(Records from a dataset)
Start of Block

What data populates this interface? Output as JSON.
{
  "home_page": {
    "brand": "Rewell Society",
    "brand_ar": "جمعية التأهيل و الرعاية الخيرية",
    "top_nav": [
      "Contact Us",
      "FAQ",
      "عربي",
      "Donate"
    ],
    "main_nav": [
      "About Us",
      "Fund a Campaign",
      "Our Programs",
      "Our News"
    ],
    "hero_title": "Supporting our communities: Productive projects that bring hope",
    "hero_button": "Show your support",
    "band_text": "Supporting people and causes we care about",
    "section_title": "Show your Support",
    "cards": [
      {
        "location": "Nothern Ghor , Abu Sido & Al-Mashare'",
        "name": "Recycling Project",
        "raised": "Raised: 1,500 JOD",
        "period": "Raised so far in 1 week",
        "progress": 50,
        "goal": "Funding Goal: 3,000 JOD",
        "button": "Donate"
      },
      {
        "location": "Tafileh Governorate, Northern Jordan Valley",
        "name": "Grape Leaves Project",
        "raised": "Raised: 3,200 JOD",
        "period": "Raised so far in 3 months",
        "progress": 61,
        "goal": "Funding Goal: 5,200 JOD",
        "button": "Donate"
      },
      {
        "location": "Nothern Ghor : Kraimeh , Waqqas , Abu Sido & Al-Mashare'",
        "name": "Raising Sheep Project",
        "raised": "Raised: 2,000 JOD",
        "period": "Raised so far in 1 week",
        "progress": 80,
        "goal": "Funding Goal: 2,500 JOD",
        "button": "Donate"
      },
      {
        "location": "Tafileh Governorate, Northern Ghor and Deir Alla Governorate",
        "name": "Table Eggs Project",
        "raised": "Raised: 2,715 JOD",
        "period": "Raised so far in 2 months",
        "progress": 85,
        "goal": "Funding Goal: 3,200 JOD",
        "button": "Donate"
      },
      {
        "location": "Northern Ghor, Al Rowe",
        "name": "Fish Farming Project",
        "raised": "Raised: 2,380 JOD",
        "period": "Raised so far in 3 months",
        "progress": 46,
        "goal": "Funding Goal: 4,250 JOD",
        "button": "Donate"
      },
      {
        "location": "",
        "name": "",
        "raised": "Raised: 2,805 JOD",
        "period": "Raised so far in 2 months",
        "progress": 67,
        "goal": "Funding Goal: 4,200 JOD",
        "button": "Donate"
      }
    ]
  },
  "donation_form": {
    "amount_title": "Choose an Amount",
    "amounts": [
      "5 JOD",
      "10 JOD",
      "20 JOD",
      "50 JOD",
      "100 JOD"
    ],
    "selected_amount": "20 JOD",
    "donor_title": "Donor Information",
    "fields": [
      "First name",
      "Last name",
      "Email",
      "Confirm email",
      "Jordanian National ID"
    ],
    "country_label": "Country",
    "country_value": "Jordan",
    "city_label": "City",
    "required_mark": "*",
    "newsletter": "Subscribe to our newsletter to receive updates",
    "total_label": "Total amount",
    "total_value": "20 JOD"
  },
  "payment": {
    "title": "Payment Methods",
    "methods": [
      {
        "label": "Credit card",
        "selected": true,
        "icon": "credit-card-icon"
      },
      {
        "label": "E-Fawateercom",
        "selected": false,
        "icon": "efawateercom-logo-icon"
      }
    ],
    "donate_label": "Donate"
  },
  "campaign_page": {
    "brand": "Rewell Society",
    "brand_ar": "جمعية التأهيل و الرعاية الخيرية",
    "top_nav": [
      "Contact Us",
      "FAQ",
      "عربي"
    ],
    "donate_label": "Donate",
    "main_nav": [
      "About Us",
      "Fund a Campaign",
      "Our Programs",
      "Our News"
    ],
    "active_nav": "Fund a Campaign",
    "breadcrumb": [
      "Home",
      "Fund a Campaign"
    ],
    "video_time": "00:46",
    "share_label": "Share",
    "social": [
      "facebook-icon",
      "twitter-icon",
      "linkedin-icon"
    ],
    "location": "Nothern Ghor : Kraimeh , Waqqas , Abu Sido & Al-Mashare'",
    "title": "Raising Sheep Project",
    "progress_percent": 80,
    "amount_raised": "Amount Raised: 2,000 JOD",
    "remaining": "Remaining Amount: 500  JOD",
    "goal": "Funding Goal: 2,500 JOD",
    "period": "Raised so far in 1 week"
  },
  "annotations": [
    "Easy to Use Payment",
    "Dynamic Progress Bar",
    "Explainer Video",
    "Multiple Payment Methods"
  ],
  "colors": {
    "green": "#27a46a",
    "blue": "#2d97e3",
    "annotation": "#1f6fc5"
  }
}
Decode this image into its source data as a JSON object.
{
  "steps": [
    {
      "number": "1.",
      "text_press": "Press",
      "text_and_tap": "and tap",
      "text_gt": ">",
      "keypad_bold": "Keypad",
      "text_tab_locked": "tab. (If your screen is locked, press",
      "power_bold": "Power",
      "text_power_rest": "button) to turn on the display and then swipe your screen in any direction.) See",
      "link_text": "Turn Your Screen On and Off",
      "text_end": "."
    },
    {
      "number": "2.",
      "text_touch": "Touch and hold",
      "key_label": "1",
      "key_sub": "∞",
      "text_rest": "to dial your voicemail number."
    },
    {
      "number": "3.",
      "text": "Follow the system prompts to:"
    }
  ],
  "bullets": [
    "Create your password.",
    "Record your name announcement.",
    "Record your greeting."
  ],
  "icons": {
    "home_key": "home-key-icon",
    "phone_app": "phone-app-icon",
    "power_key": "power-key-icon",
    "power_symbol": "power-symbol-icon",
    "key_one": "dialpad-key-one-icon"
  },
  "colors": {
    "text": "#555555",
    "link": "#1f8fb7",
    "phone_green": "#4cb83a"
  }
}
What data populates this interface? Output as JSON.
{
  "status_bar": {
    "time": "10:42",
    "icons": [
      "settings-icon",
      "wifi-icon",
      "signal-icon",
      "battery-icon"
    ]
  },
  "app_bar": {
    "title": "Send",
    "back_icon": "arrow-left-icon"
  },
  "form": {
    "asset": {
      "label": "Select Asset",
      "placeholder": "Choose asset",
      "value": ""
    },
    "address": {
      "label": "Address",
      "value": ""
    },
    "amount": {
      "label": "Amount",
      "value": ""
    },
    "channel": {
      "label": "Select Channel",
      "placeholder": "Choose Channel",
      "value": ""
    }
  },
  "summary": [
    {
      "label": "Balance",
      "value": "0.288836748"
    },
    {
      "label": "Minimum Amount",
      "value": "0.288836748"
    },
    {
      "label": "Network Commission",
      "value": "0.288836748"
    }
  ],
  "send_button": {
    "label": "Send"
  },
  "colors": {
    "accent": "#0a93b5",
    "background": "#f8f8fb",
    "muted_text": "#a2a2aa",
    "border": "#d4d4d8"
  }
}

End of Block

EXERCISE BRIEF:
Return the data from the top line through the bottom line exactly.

SOLVED EXERCISE:
What data populates this interface? Output as JSON.
{
  "home_page": {
    "brand": "Rewell Society",
    "brand_ar": "جمعية التأهيل و الرعاية الخيرية",
    "top_nav": [
      "Contact Us",
      "FAQ",
      "عربي",
      "Donate"
    ],
    "main_nav": [
      "About Us",
      "Fund a Campaign",
      "Our Programs",
      "Our News"
    ],
    "hero_title": "Supporting our communities: Productive projects that bring hope",
    "hero_button": "Show your support",
    "band_text": "Supporting people and causes we care about",
    "section_title": "Show your Support",
    "cards": [
      {
        "location": "Nothern Ghor , Abu Sido & Al-Mashare'",
        "name": "Recycling Project",
        "raised": "Raised: 1,500 JOD",
        "period": "Raised so far in 1 week",
        "progress": 50,
        "goal": "Funding Goal: 3,000 JOD",
        "button": "Donate"
      },
      {
        "location": "Tafileh Governorate, Northern Jordan Valley",
        "name": "Grape Leaves Project",
        "raised": "Raised: 3,200 JOD",
        "period": "Raised so far in 3 months",
        "progress": 61,
        "goal": "Funding Goal: 5,200 JOD",
        "button": "Donate"
      },
      {
        "location": "Nothern Ghor : Kraimeh , Waqqas , Abu Sido & Al-Mashare'",
        "name": "Raising Sheep Project",
        "raised": "Raised: 2,000 JOD",
        "period": "Raised so far in 1 week",
        "progress": 80,
        "goal": "Funding Goal: 2,500 JOD",
        "button": "Donate"
      },
      {
        "location": "Tafileh Governorate, Northern Ghor and Deir Alla Governorate",
        "name": "Table Eggs Project",
        "raised": "Raised: 2,715 JOD",
        "period": "Raised so far in 2 months",
        "progress": 85,
        "goal": "Funding Goal: 3,200 JOD",
        "button": "Donate"
      },
      {
        "location": "Northern Ghor, Al Rowe",
        "name": "Fish Farming Project",
        "raised": "Raised: 2,380 JOD",
        "period": "Raised so far in 3 months",
        "progress": 46,
        "goal": "Funding Goal: 4,250 JOD",
        "button": "Donate"
      },
      {
        "location": "",
        "name": "",
        "raised": "Raised: 2,805 JOD",
        "period": "Raised so far in 2 months",
        "progress": 67,
        "goal": "Funding Goal: 4,200 JOD",
        "button": "Donate"
      }
    ]
  },
  "donation_form": {
    "amount_title": "Choose an Amount",
    "amounts": [
      "5 JOD",
      "10 JOD",
      "20 JOD",
      "50 JOD",
      "100 JOD"
    ],
    "selected_amount": "20 JOD",
    "donor_title": "Donor Information",
    "fields": [
      "First name",
      "Last name",
      "Email",
      "Confirm email",
      "Jordanian National ID"
    ],
    "country_label": "Country",
    "country_value": "Jordan",
    "city_label": "City",
    "required_mark": "*",
    "newsletter": "Subscribe to our newsletter to receive updates",
    "total_label": "Total amount",
    "total_value": "20 JOD"
  },
  "payment": {
    "title": "Payment Methods",
    "methods": [
      {
        "label": "Credit card",
        "selected": true,
        "icon": "credit-card-icon"
      },
      {
        "label": "E-Fawateercom",
        "selected": false,
        "icon": "efawateercom-logo-icon"
      }
    ],
    "donate_label": "Donate"
  },
  "campaign_page": {
    "brand": "Rewell Society",
    "brand_ar": "جمعية التأهيل و الرعاية الخيرية",
    "top_nav": [
      "Contact Us",
      "FAQ",
      "عربي"
    ],
    "donate_label": "Donate",
    "main_nav": [
      "About Us",
      "Fund a Campaign",
      "Our Programs",
      "Our News"
    ],
    "active_nav": "Fund a Campaign",
    "breadcrumb": [
      "Home",
      "Fund a Campaign"
    ],
    "video_time": "00:46",
    "share_label": "Share",
    "social": [
      "facebook-icon",
      "twitter-icon",
      "linkedin-icon"
    ],
    "location": "Nothern Ghor : Kraimeh , Waqqas , Abu Sido & Al-Mashare'",
    "title": "Raising Sheep Project",
    "progress_percent": 80,
    "amount_raised": "Amount Raised: 2,000 JOD",
    "remaining": "Remaining Amount: 500  JOD",
    "goal": "Funding Goal: 2,500 JOD",
    "period": "Raised so far in 1 week"
  },
  "annotations": [
    "Easy to Use Payment",
    "Dynamic Progress Bar",
    "Explainer Video",
    "Multiple Payment Methods"
  ],
  "colors": {
    "green": "#27a46a",
    "blue": "#2d97e3",
    "annotation": "#1f6fc5"
  }
}
Decode this image into its source data as a JSON object.
{
  "steps": [
    {
      "number": "1.",
      "text_press": "Press",
      "text_and_tap": "and tap",
      "text_gt": ">",
      "keypad_bold": "Keypad",
      "text_tab_locked": "tab. (If your screen is locked, press",
      "power_bold": "Power",
      "text_power_rest": "button) to turn on the display and then swipe your screen in any direction.) See",
      "link_text": "Turn Your Screen On and Off",
      "text_end": "."
    },
    {
      "number": "2.",
      "text_touch": "Touch and hold",
      "key_label": "1",
      "key_sub": "∞",
      "text_rest": "to dial your voicemail number."
    },
    {
      "number": "3.",
      "text": "Follow the system prompts to:"
    }
  ],
  "bullets": [
    "Create your password.",
    "Record your name announcement.",
    "Record your greeting."
  ],
  "icons": {
    "home_key": "home-key-icon",
    "phone_app": "phone-app-icon",
    "power_key": "power-key-icon",
    "power_symbol": "power-symbol-icon",
    "key_one": "dialpad-key-one-icon"
  },
  "colors": {
    "text": "#555555",
    "link": "#1f8fb7",
    "phone_green": "#4cb83a"
  }
}
What data populates this interface? Output as JSON.
{
  "status_bar": {
    "time": "10:42",
    "icons": [
      "settings-icon",
      "wifi-icon",
      "signal-icon",
      "battery-icon"
    ]
  },
  "app_bar": {
    "title": "Send",
    "back_icon": "arrow-left-icon"
  },
  "form": {
    "asset": {
      "label": "Select Asset",
      "placeholder": "Choose asset",
      "value": ""
    },
    "address": {
      "label": "Address",
      "value": ""
    },
    "amount": {
      "label": "Amount",
      "value": ""
    },
    "channel": {
      "label": "Select Channel",
      "placeholder": "Choose Channel",
      "value": ""
    }
  },
  "summary": [
    {
      "label": "Balance",
      "value": "0.288836748"
    },
    {
      "label": "Minimum Amount",
      "value": "0.288836748"
    },
    {
      "label": "Network Commission",
      "value": "0.288836748"
    }
  ],
  "send_button": {
    "label": "Send"
  },
  "colors": {
    "accent": "#0a93b5",
    "background": "#f8f8fb",
    "muted_text": "#a2a2aa",
    "border": "#d4d4d8"
  }
}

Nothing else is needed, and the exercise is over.